As is often the case, we looked at some examples to get us started. Tim Fox showed us his podcast, The Supportive Classroom, and talked a bit about the process he used to produce it, including how to get it published in the iTunes Music Store. We also looked at some podcasts downloaded from the music store, such as a chinese language instruction series, and a recorded classroom lecture.
We discussed a few of the tools available for creating and recording podcasts, including:
- Odeo – easy, web based software that allows you to record and store up to an hour’s worth of audio per session.
- GarageBand – audio recording software for the mac that lets you publish directly from within the interface
- Audacity – free, cross-platform software. Not as easy to use/install as some of the others.
- iTunes U – an iTunes music store geared towards higher education organizations.
One question that came up went along the lines of “Why podcast?”. An answer seemed to be that it was an easy way to publish and distribute media – anyone with a blog can syndicate audio/video material which can be easily downlaoded onto an audience’s computers, or portable media devices.
As the conversation moved on, we looked at and discussed “videocasting”, “screencasting”, enhanced podcasts (such as narrated PowerPoints and chaptered podcasts). We talked about some of the challenges of teaching with such a tool, which led us to some more examples of how to use it in the classroom. Paul Martin, joining us via instant message (thanks Paul!) pointed us to an example of an enhanced podcast he produced. We also looked at how he used podcasts in some of his courses, including having the students record podcasts which he posts on a course blog.
All in all, it was another successful session, with some great discussion. Afterwards, Steve Birnbaum sent us this great article regarding the Berkely iTunes U library being made available to the public (thanks Steve!).

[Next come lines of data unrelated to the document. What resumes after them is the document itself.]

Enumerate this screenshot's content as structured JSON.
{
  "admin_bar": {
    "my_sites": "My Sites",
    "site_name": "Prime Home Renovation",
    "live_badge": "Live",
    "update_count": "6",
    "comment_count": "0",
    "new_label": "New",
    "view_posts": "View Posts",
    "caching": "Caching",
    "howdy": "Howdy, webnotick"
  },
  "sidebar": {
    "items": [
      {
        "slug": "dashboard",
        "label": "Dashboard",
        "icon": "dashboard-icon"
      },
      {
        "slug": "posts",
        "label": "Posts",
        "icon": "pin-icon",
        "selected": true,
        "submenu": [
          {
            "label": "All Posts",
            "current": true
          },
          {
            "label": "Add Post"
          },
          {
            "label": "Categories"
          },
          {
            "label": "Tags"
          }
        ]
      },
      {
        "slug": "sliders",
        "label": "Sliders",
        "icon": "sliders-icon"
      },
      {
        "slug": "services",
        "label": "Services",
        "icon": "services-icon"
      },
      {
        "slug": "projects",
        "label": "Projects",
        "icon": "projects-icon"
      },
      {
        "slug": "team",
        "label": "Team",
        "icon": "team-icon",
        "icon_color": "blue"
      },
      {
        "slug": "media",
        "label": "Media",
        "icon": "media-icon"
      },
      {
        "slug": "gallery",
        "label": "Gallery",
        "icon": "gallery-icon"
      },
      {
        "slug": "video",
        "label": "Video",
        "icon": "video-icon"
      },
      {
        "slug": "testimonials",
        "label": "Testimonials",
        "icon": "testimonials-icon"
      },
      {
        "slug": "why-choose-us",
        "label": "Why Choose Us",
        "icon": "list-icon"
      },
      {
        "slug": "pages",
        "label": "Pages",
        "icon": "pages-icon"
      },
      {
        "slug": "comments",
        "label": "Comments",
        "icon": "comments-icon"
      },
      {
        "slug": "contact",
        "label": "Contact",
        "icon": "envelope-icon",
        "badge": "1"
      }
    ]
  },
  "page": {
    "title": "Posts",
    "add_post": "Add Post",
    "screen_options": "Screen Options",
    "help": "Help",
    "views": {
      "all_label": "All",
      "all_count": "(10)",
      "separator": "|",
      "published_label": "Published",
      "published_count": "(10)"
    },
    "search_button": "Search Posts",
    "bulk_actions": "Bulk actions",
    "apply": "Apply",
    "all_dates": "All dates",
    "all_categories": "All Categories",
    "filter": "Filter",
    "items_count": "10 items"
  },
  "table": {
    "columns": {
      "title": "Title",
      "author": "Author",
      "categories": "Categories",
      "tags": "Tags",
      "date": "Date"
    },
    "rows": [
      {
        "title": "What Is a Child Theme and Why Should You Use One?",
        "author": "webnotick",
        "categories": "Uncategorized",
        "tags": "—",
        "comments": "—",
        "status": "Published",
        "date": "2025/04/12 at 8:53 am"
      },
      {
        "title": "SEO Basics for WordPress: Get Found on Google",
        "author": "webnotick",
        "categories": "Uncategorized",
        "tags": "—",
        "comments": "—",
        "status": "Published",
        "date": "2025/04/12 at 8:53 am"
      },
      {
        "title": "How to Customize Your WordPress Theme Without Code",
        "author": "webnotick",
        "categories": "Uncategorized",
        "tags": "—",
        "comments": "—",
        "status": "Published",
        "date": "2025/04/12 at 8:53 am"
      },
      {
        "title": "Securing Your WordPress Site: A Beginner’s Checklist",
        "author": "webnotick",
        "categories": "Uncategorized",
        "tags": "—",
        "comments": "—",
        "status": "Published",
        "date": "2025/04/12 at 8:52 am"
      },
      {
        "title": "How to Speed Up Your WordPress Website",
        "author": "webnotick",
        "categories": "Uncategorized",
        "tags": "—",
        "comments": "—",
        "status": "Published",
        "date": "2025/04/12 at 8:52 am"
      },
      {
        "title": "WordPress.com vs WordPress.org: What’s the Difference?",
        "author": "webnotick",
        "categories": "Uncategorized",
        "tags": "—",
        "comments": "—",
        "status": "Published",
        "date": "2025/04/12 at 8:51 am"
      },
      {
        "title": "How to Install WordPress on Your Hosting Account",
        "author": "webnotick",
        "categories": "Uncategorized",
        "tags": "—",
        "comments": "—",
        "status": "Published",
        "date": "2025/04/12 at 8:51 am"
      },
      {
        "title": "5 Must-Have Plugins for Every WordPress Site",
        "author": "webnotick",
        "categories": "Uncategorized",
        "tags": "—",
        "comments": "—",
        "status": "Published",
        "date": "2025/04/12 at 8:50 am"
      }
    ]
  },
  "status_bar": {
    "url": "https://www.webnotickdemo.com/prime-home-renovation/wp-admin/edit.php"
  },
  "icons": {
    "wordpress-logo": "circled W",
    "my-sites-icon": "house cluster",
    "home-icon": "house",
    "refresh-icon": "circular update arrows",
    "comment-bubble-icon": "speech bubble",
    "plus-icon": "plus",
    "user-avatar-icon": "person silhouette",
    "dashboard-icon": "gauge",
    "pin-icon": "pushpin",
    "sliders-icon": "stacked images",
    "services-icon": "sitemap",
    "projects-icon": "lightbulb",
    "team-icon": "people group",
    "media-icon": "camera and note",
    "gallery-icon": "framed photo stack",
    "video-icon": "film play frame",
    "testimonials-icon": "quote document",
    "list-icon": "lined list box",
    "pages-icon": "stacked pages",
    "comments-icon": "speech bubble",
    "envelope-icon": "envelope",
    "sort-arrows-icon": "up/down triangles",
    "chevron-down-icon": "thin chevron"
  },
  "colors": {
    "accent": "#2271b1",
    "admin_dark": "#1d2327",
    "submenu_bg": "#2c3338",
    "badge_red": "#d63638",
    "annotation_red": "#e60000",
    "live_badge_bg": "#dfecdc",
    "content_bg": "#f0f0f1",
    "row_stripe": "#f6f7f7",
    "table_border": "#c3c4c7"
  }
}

UPDATE: Malachi pointed out that Apple offers some seminars on “Podcasting on Campus“. Also, Charlie and I came across a great screencast on using Garageband to create enhanced podcasts (you may have to scroll down to find it – I couldn’t find a permalink to the post).